There is the strong theory that the Earth and the Moon were part of the same core at one point. This would lead one to believe that there are precious minerals under the surface of the Moon.
Actually, the theory isn't quite like that. The leading theory for the formation of the Moon is of two proto-planets colliding to form the Earth and Moon system. The collision left the main planet (Earth) in-tact, but a large volume of debris in orbit. After the collision, the heavy material that was ejected sank back down to the primary body (Earth), while the lighter debris material stayed in orbit and went on to coalesce and form the Moon.
The result is that the Moon has a much lower density than Earth, and a much lower concentration of heavy elements. In addition, the lack of vulcanism on the Moon means that those heavy elements that did end up forming it are mainly deep in the core, making them inaccessible to mining.
Metals are normally heavier than dust and we don't want to send the moon out of orbit, so when we mine the moon we intend to put back as much mass as we take.
Seriously, the Moon isn't going to worry about a bit of mining -- it may be smaller than the Earth, but it's still a very very large body.
The Moon's mass is 73 quintillion metric tonnes (ref). You could take a 100 billion tonnes off it, and you'd barely cause a rounding error in that figure.
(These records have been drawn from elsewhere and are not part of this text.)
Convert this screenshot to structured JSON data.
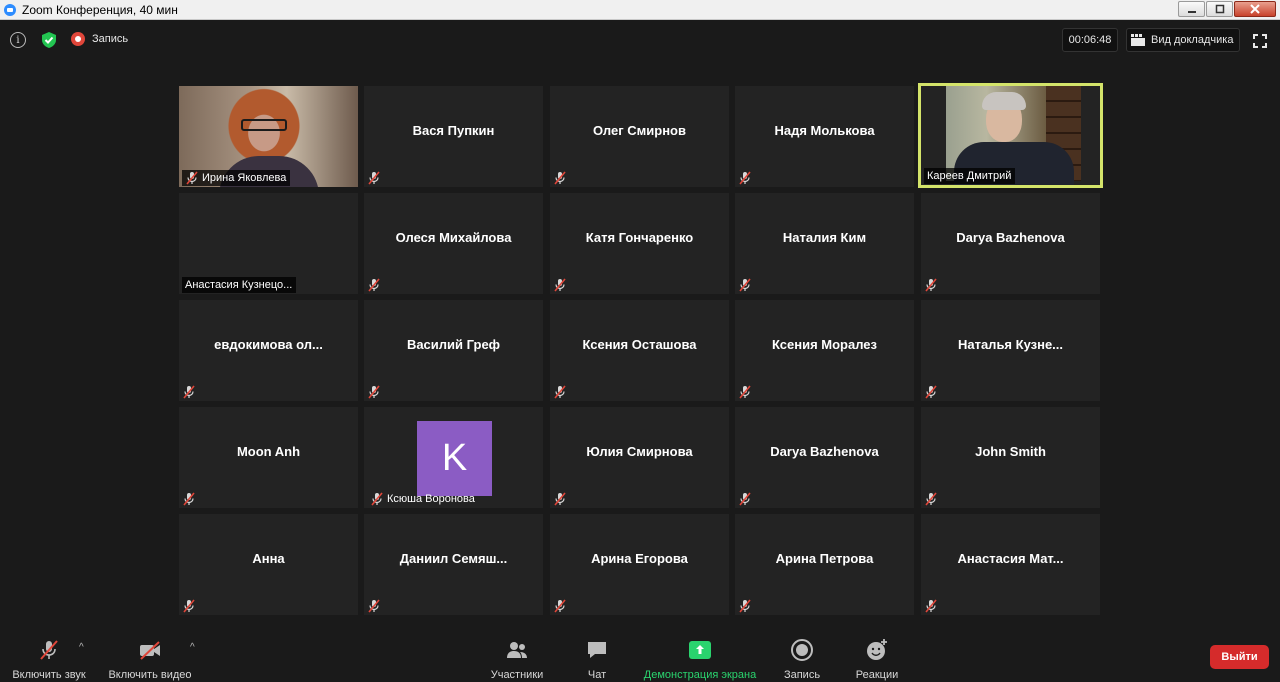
{
  "window": {
    "title": "Zoom Конференция, 40 мин"
  },
  "topbar": {
    "info_glyph": "i",
    "recording_label": "Запись",
    "timer": "00:06:48",
    "speaker_view_label": "Вид докладчика"
  },
  "participants": [
    {
      "name": "Ирина Яковлева",
      "video": true,
      "muted": true
    },
    {
      "name": "Вася Пупкин",
      "video": false,
      "muted": true
    },
    {
      "name": "Олег Смирнов",
      "video": false,
      "muted": true
    },
    {
      "name": "Надя Молькова",
      "video": false,
      "muted": true
    },
    {
      "name": "Кареев Дмитрий",
      "video": true,
      "muted": false,
      "active_speaker": true
    },
    {
      "name": "Анастасия Кузнецо...",
      "video": false,
      "muted": false,
      "label_only": true
    },
    {
      "name": "Олеся Михайлова",
      "video": false,
      "muted": true
    },
    {
      "name": "Катя Гончаренко",
      "video": false,
      "muted": true
    },
    {
      "name": "Наталия Ким",
      "video": false,
      "muted": true
    },
    {
      "name": "Darya Bazhenova",
      "video": false,
      "muted": true
    },
    {
      "name": "евдокимова  ол...",
      "video": false,
      "muted": true
    },
    {
      "name": "Василий Греф",
      "video": false,
      "muted": true
    },
    {
      "name": "Ксения Осташова",
      "video": false,
      "muted": true
    },
    {
      "name": "Ксения Моралез",
      "video": false,
      "muted": true
    },
    {
      "name": "Наталья  Кузне...",
      "video": false,
      "muted": true
    },
    {
      "name": "Moon Anh",
      "video": false,
      "muted": true
    },
    {
      "name": "Ксюша Воронова",
      "video": false,
      "muted": true,
      "avatar_letter": "K"
    },
    {
      "name": "Юлия Смирнова",
      "video": false,
      "muted": true
    },
    {
      "name": "Darya Bazhenova",
      "video": false,
      "muted": true
    },
    {
      "name": "John Smith",
      "video": false,
      "muted": true
    },
    {
      "name": "Анна",
      "video": false,
      "muted": true
    },
    {
      "name": "Даниил  Семяш...",
      "video": false,
      "muted": true
    },
    {
      "name": "Арина Егорова",
      "video": false,
      "muted": true
    },
    {
      "name": "Арина Петрова",
      "video": false,
      "muted": true
    },
    {
      "name": "Анастасия  Мат...",
      "video": false,
      "muted": true
    }
  ],
  "toolbar": {
    "unmute_label": "Включить звук",
    "start_video_label": "Включить видео",
    "participants_label": "Участники",
    "chat_label": "Чат",
    "share_screen_label": "Демонстрация экрана",
    "record_label": "Запись",
    "reactions_label": "Реакции",
    "leave_label": "Выйти"
  },
  "colors": {
    "active_speaker_border": "#d4e46a",
    "share_green": "#2ad36e",
    "leave_red": "#d52b2b",
    "avatar_purple": "#8b5cc4",
    "mic_off_red": "#e0463a"
  },
  "icons": {
    "mic_off": "mic-off-icon",
    "video_off": "video-off-icon",
    "participants": "people-icon",
    "chat": "chat-bubble-icon",
    "share": "share-screen-icon",
    "record": "record-icon",
    "reactions": "smiley-plus-icon",
    "shield": "shield-check-icon",
    "fullscreen": "fullscreen-icon"
  }
}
More significantly, if you're thinking of replacing the material that you extract... what exactly are you going to replace it with? Virtually any Earth rock you could think of (even the 'worthless' ones) would have more mineral value than the Moon rocks you're mining.
Will this prevent the Moon from going out of orbit?
What other astronomical challenges would we face?
No it won't.
Your biggest astronomical challenge will be if you think you're going to be able to transport all that mined material off the surface of the moon.
You would certainly be looking at an astronomical amount of rocket fuel!
You would be much better off leaving the mined material on the Moon and building things with it in-situ.